Changing Air Travel Routes
The marketplace affects where we can and cannot fly.
- If you need to travel between Lima, Peru and Atlanta, you can thank asparagus lovers. More than passenger traffic, Delta values the route because of its asparagus cargo. (While China is by far the world’s largest asparagus producer, Peru exports the most fresh asparagus.)
- Similarly, on its Cincinnati to Paris daily run, Delta carries enough jet parts to have saved this route when they eliminated other international flights from Cincinnati.
- Or, if you are in the oil business, you can easily fly between Baku, Azerbaijan and Aberdeen, Scotland because the 2 cities have a business link.
Although airlines have added 37% more routes during the past decade, they are scheduling fewer flights between smaller and mid-size cities.
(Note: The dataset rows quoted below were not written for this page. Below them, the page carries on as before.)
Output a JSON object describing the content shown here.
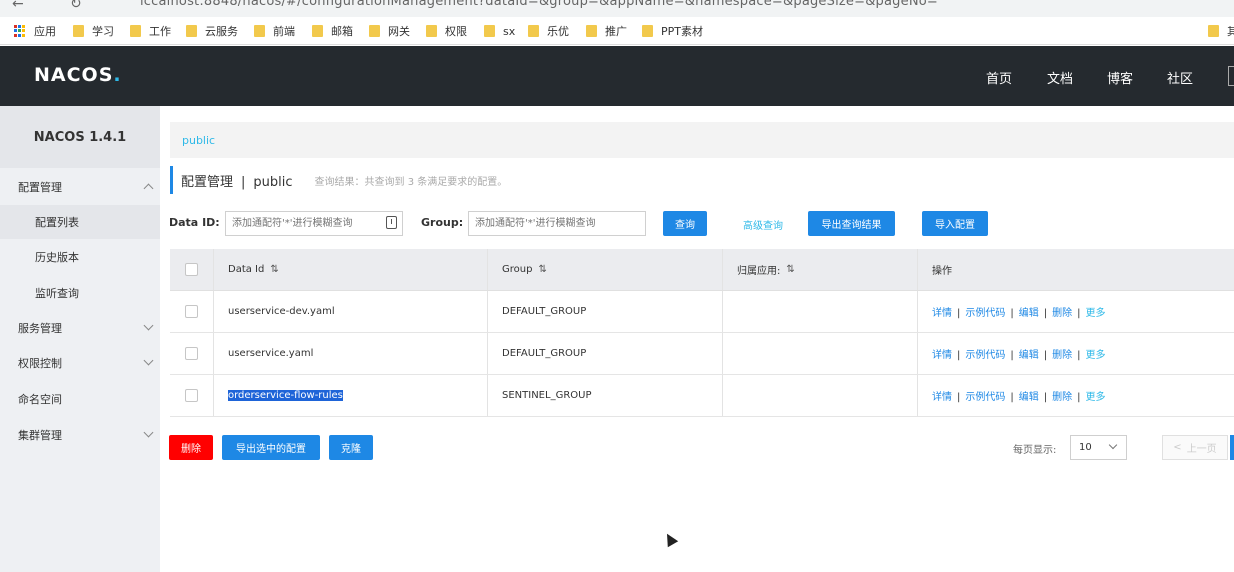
{
  "browser": {
    "url_fragment": "iccalhost:8848/nacos/#/configurationManagement?dataId=&group=&appName=&namespace=&pageSize=&pageNo=",
    "bookmarks": [
      {
        "label": "应用",
        "icon": "apps-grid-icon"
      },
      {
        "label": "学习",
        "icon": "folder-icon"
      },
      {
        "label": "工作",
        "icon": "folder-icon"
      },
      {
        "label": "云服务",
        "icon": "folder-icon"
      },
      {
        "label": "前端",
        "icon": "folder-icon"
      },
      {
        "label": "邮箱",
        "icon": "folder-icon"
      },
      {
        "label": "网关",
        "icon": "folder-icon"
      },
      {
        "label": "权限",
        "icon": "folder-icon"
      },
      {
        "label": "sx",
        "icon": "folder-icon"
      },
      {
        "label": "乐优",
        "icon": "folder-icon"
      },
      {
        "label": "推广",
        "icon": "folder-icon"
      },
      {
        "label": "PPT素材",
        "icon": "folder-icon"
      },
      {
        "label": "其",
        "icon": "folder-icon"
      }
    ]
  },
  "header": {
    "logo_main": "NACOS",
    "logo_dot": ".",
    "nav": [
      "首页",
      "文档",
      "博客",
      "社区"
    ]
  },
  "sidebar": {
    "title": "NACOS 1.4.1",
    "items": [
      {
        "label": "配置管理",
        "level": "parent",
        "expanded": true
      },
      {
        "label": "配置列表",
        "level": "child",
        "active": true
      },
      {
        "label": "历史版本",
        "level": "child"
      },
      {
        "label": "监听查询",
        "level": "child"
      },
      {
        "label": "服务管理",
        "level": "parent"
      },
      {
        "label": "权限控制",
        "level": "parent"
      },
      {
        "label": "命名空间",
        "level": "parent"
      },
      {
        "label": "集群管理",
        "level": "parent"
      }
    ]
  },
  "namespace_bar": {
    "current": "public"
  },
  "page": {
    "title": "配置管理",
    "separator": "|",
    "namespace": "public",
    "result_text": "查询结果：共查询到 3 条满足要求的配置。"
  },
  "filters": {
    "data_id_label": "Data ID:",
    "data_id_placeholder": "添加通配符'*'进行模糊查询",
    "group_label": "Group:",
    "group_placeholder": "添加通配符'*'进行模糊查询",
    "search_button": "查询",
    "advanced_link": "高级查询",
    "export_results_button": "导出查询结果",
    "import_button": "导入配置"
  },
  "table": {
    "columns": [
      "Data Id",
      "Group",
      "归属应用:",
      "操作"
    ],
    "sort_icon": "⇅",
    "rows": [
      {
        "data_id": "userservice-dev.yaml",
        "group": "DEFAULT_GROUP",
        "app": "",
        "selected_text": false
      },
      {
        "data_id": "userservice.yaml",
        "group": "DEFAULT_GROUP",
        "app": "",
        "selected_text": false
      },
      {
        "data_id": "orderservice-flow-rules",
        "group": "SENTINEL_GROUP",
        "app": "",
        "selected_text": true
      }
    ],
    "actions": [
      "详情",
      "示例代码",
      "编辑",
      "删除",
      "更多"
    ],
    "action_separator": "|"
  },
  "footer": {
    "delete_button": "删除",
    "export_selected_button": "导出选中的配置",
    "clone_button": "克隆",
    "per_page_label": "每页显示:",
    "per_page_value": "10",
    "prev_button": "上一页",
    "prev_arrow": "<"
  },
  "colors": {
    "header_bg": "#252a2f",
    "primary": "#1e88e5",
    "danger": "#ff0000",
    "link": "#2fb9e8"
  }
}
Specifically, regions that experienced economic distress, like Detroit, Las Vegas and Phoenix have had less air traffic. (My statistics are for the 12 months preceding March, 2011.)
As one officer at the American Association of Airport Executives said, “…in the end, the bottom line is the marketplace…If the passengers [or cargo] aren’t there, it’s really hard for the airlines to justify the service.”
Some final facts: After airline deregulation in 1978, route decisions changed radically. Pre-1978, I was able to fly non-stop from LaGuardia in NYC to Peoria, Illinois on relatively empty Ozark Airlines planes. Airlines competed through service and schedule. The inefficiency was okay because the government let airlines charge high enough fares to cover their costs.
Not any more. Now, by deciding where we can and cannot fly, the marketplace oversees efficiency.
Sources and Resources: This WSJ article describes some of “The World’s Oddest Air Routes” while here, the NY Times provides more insight about changes in air travel. In addition, for an excellent interactive graphic, “20 Years of the U.S. Domestic Airline Market in 20 Seconds,” I suggest this website.